Are Cancers Simply Bad Luck?
Worldwide, more than 8 million people die each year from cancer and its related complications. Approximately 14 million people receive a new diagnosis of cancer every year. The World Health Organization estimates that these figures will rise by about 70 percent over the next 20 years. Because it is one of the leading causes of human morbidity and mortality, scientists have been crunching numbers in an effort to understand cancers and design strategies to prevent them.
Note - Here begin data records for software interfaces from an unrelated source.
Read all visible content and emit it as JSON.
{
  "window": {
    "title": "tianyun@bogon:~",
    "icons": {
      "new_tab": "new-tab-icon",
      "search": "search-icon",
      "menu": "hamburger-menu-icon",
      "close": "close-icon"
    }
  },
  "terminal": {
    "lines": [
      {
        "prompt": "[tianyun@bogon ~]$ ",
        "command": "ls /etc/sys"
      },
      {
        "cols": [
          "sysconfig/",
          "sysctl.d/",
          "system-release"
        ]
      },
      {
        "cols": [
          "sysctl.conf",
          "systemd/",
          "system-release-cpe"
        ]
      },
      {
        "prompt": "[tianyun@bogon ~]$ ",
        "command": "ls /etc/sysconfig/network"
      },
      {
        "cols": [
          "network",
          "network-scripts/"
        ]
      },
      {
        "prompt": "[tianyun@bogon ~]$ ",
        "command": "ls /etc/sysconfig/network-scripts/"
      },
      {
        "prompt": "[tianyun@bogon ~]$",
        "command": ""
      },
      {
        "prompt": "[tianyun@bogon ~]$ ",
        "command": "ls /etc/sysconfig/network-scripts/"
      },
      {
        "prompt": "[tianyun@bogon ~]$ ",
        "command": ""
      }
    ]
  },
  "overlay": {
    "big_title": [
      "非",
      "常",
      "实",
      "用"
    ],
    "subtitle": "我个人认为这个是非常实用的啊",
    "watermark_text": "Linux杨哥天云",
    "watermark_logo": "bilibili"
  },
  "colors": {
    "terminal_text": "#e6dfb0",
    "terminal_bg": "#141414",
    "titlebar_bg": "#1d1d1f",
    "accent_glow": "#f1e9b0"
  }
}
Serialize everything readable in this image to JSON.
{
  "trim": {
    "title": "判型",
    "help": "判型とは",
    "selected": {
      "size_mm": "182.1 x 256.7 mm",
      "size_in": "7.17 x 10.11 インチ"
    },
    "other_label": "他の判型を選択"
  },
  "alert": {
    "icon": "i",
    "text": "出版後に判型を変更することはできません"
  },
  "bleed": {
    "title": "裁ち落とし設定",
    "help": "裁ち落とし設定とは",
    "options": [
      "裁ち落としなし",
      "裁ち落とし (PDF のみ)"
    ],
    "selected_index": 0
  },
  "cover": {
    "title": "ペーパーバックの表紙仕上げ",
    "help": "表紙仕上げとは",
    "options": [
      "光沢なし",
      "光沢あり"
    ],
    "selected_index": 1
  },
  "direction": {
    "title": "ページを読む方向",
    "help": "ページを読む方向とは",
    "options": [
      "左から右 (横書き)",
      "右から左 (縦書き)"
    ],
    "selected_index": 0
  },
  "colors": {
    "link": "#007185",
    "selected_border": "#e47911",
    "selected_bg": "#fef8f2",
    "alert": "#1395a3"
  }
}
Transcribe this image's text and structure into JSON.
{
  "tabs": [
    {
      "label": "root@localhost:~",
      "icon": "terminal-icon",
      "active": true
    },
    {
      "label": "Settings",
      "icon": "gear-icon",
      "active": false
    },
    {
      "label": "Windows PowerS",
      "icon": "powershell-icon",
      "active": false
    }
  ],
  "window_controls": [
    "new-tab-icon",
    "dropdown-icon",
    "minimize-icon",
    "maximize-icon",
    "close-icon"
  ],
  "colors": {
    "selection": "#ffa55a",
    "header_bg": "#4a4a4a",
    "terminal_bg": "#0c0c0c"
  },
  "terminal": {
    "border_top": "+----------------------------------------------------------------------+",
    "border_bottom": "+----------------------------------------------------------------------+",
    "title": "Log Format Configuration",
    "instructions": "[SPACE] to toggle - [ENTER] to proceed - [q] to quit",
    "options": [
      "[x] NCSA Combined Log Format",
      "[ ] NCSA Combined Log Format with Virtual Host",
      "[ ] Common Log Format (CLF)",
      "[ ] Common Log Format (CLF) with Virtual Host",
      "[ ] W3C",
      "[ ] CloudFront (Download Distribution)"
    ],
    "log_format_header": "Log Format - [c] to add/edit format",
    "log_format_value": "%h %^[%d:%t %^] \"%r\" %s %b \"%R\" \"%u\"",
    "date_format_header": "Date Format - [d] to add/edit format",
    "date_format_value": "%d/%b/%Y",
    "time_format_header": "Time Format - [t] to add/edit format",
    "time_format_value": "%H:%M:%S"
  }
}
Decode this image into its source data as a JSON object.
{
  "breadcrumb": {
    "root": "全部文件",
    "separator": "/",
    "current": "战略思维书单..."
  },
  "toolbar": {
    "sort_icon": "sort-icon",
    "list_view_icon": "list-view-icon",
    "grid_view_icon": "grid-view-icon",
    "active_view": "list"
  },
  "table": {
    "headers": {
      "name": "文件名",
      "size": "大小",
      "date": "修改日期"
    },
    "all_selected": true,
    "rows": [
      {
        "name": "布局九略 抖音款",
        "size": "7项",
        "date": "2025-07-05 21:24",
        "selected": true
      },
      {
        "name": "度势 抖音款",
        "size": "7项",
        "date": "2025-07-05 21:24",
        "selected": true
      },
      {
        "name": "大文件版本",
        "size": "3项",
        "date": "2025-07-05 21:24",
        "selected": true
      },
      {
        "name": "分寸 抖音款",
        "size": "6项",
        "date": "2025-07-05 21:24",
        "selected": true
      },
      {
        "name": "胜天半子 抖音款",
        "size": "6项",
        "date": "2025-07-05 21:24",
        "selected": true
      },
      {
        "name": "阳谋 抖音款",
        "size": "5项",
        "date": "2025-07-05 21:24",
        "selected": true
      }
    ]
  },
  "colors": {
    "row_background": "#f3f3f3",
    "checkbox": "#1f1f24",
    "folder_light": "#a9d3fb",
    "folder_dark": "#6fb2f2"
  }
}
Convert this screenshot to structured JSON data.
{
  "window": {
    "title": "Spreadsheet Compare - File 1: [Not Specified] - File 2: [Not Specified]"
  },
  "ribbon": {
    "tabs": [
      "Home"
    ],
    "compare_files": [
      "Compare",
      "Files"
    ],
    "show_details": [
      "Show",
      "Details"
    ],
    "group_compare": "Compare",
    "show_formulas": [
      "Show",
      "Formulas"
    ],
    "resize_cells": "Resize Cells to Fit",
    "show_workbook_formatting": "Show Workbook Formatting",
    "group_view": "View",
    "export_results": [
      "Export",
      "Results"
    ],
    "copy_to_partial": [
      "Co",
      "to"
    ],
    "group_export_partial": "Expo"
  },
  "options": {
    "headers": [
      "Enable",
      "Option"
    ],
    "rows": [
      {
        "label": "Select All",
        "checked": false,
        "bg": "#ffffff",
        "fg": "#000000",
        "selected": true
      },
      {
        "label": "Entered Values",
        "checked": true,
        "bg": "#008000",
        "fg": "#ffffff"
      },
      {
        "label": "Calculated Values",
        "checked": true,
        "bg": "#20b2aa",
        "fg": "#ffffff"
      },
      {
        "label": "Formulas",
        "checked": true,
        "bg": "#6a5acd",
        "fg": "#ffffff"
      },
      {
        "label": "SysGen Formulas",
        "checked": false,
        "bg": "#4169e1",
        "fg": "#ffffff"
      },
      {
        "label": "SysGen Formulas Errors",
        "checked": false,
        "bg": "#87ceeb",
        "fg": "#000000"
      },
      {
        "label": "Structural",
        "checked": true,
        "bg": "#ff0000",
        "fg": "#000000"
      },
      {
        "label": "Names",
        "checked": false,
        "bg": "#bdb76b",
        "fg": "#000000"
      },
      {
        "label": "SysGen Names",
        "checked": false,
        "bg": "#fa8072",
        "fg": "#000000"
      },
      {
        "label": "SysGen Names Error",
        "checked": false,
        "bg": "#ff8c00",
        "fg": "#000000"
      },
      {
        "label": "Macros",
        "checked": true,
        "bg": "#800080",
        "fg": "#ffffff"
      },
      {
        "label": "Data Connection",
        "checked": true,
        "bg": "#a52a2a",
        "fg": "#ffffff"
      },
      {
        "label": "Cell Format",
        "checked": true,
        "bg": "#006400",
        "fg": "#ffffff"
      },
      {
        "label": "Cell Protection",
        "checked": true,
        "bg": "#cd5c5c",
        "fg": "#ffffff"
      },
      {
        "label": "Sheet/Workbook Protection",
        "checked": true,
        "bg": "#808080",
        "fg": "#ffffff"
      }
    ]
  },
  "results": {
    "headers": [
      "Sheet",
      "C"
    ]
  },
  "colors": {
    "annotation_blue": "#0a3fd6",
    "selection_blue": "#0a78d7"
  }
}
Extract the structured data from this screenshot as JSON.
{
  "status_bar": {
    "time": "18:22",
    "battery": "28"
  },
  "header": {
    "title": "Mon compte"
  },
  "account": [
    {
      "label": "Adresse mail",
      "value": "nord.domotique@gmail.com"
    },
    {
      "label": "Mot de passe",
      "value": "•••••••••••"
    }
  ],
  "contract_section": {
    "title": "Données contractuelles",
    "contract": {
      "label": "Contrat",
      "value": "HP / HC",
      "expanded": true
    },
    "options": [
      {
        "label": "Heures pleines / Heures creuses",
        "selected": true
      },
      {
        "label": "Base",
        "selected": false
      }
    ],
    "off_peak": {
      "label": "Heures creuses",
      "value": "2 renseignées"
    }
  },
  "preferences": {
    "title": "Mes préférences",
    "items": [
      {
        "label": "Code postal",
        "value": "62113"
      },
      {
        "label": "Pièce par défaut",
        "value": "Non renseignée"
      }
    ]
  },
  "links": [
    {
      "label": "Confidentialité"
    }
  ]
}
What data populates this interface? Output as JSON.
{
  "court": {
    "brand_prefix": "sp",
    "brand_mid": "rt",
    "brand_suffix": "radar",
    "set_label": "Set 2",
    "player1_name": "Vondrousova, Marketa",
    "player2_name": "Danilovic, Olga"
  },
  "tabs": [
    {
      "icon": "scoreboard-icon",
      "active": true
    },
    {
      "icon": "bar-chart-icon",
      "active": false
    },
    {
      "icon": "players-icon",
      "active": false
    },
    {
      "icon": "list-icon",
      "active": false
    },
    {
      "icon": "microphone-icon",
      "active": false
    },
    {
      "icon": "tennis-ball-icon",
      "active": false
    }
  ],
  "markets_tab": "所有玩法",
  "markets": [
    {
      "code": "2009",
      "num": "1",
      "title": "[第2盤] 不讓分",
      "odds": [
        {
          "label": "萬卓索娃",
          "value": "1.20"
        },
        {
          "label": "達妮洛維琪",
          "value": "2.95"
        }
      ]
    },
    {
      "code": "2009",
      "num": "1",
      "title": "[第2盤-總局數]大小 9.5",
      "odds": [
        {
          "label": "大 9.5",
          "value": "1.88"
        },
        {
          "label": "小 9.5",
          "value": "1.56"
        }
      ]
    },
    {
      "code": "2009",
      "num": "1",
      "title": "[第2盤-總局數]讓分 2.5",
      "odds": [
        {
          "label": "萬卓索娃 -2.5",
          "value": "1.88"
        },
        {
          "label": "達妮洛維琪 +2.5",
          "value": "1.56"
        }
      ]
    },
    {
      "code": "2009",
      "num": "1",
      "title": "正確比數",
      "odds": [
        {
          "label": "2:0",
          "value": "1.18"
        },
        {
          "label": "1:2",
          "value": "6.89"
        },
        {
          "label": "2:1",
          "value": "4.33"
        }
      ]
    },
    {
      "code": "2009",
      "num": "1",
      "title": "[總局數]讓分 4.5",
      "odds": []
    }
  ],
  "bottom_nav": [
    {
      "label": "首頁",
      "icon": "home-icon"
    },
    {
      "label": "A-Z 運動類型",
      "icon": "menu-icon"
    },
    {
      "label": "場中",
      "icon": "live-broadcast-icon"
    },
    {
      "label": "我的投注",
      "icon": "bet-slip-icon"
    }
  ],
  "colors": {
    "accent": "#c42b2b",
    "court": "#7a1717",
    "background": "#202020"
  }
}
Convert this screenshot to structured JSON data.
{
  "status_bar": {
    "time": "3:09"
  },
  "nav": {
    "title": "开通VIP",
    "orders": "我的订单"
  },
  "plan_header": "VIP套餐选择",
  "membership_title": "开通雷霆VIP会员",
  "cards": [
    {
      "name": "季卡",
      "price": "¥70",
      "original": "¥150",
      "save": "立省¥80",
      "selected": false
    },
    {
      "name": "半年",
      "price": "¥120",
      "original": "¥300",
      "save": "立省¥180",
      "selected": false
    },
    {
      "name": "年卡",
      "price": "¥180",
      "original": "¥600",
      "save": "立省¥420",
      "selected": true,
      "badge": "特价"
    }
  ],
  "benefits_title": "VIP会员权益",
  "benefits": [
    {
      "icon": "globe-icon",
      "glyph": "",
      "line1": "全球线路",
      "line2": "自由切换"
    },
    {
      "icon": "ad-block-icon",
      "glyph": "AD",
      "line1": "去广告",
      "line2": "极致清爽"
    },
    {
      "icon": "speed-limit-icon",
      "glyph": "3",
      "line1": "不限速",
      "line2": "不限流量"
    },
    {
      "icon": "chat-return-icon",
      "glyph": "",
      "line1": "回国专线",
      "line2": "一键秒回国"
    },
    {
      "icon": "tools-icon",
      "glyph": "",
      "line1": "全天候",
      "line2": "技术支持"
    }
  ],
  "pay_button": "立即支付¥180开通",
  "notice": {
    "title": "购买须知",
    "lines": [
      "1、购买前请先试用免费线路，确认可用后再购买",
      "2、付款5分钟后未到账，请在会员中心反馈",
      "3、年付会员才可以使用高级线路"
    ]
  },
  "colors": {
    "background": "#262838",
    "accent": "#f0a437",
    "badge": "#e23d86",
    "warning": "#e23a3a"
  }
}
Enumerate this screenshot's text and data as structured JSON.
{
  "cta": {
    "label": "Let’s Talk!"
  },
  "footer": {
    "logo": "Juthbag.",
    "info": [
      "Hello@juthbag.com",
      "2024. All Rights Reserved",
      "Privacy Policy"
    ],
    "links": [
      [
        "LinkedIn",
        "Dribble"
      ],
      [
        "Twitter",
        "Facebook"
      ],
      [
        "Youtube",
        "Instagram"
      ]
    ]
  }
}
For more than a century now, it has been well understood that some tissues in the human body are much more prone to giving rise to cancer than others. Scientists have concluded that these differences are on account of the number of stem cell divisions that occur in each type of tissue. A strong correlation has been found between the lifetime incidence of cancer in a tissue and the number of stem cell divisions that normally take place in that tissue. In other words, random errors in DNA replication during stem cell division are, to a large degree, responsible for the development of cancer.
It is estimated that inherited predispositions and environmental factors contribute to only one-third of the variation we see in cancer risk among different tissues. The majority of the increase in risk is due to accidental mutations in normal adult stem cells undergoing division. This would suggest that cancers are simply bad luck.
There are contradictory claims to this theory, however. Some researchers believe that bad luck does play a role, but is not the primary contributing factor in the development of cancer.
All cancers are the result of mutations in the DNA when cells are growing and dividing. These errors lead to an uncontrolled growth and division of the cells, resulting in cancerous growth of the tissue. Lifestyle factors such as sun exposure and cigarette smoking are well-known causes of some types of cancers. Other cancers are the result of inherited DNA mutations that are passed on from a parent to a child. However, environmental and genetic factors cannot fully explain the varying risk of cancer in different tissues.
Now, new research at the University Medical Center in Utrecht in The Netherlands suggests that the rate of acquired random DNA mutations in various organs remains stable regardless of the patient’s age or the tissue that gave rise to the stem cells. The study led by Dr. Ruben van Boxtel assessed normal adult stem cells from the small intestine, colon, and liver to measure the rate and pattern of DNA mutations in these tissues. The stem cells were obtained from human donors between 3 and 87 years old. The results, published in Nature, found that an average of 40 mutations a year accumulate in stem cells and that this number remains steady in people of all ages and in cells from different organs. The researchers concluded that while bad luck is certainly part of the story, it can only partially explain cancers.